Among the lines below, tally those that hold "text". Return the number and nothing more.

*** Opening of Exercise inputs ***

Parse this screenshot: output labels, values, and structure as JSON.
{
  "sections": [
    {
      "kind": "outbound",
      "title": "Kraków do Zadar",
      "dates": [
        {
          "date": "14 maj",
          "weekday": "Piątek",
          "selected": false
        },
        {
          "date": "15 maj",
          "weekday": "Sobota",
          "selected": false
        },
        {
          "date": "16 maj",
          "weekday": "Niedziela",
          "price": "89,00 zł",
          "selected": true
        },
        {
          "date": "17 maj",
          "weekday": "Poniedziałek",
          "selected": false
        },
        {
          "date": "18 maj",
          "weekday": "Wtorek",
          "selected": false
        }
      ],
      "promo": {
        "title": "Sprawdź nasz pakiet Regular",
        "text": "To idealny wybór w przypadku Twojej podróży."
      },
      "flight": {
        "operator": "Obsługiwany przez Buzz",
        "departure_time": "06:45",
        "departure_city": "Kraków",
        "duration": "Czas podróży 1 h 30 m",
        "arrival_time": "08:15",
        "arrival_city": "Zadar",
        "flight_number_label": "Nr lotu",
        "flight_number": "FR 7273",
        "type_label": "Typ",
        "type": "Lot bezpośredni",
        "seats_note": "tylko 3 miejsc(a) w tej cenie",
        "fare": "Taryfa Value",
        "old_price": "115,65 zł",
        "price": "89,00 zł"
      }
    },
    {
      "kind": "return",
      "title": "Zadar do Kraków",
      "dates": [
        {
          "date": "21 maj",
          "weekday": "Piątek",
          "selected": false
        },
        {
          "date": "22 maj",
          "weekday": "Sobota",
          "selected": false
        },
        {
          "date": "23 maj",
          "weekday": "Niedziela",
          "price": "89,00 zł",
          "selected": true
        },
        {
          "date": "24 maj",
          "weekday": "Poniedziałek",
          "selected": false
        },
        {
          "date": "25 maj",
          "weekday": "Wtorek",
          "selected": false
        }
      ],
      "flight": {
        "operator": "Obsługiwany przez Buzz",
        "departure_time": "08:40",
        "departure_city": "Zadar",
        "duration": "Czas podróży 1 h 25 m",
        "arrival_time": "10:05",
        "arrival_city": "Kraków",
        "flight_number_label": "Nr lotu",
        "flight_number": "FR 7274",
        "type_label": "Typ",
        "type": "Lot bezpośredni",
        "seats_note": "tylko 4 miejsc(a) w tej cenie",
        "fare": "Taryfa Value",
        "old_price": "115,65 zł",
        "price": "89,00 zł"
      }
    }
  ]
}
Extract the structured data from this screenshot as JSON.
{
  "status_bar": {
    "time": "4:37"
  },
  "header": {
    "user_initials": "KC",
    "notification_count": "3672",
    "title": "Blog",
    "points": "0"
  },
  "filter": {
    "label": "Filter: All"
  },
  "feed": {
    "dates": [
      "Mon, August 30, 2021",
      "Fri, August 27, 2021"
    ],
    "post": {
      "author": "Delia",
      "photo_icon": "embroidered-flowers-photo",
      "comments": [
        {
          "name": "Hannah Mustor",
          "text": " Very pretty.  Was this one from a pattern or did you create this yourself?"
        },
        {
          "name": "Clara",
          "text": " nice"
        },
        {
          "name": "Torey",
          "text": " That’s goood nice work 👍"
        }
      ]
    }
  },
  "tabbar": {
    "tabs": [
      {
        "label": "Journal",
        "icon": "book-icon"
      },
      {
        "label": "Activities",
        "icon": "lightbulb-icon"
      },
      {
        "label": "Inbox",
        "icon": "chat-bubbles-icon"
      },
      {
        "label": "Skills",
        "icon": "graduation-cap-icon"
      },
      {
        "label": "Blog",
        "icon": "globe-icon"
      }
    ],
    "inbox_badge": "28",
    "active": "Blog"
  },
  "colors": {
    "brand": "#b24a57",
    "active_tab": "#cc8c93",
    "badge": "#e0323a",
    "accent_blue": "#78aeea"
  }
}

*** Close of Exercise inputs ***

## Result below
4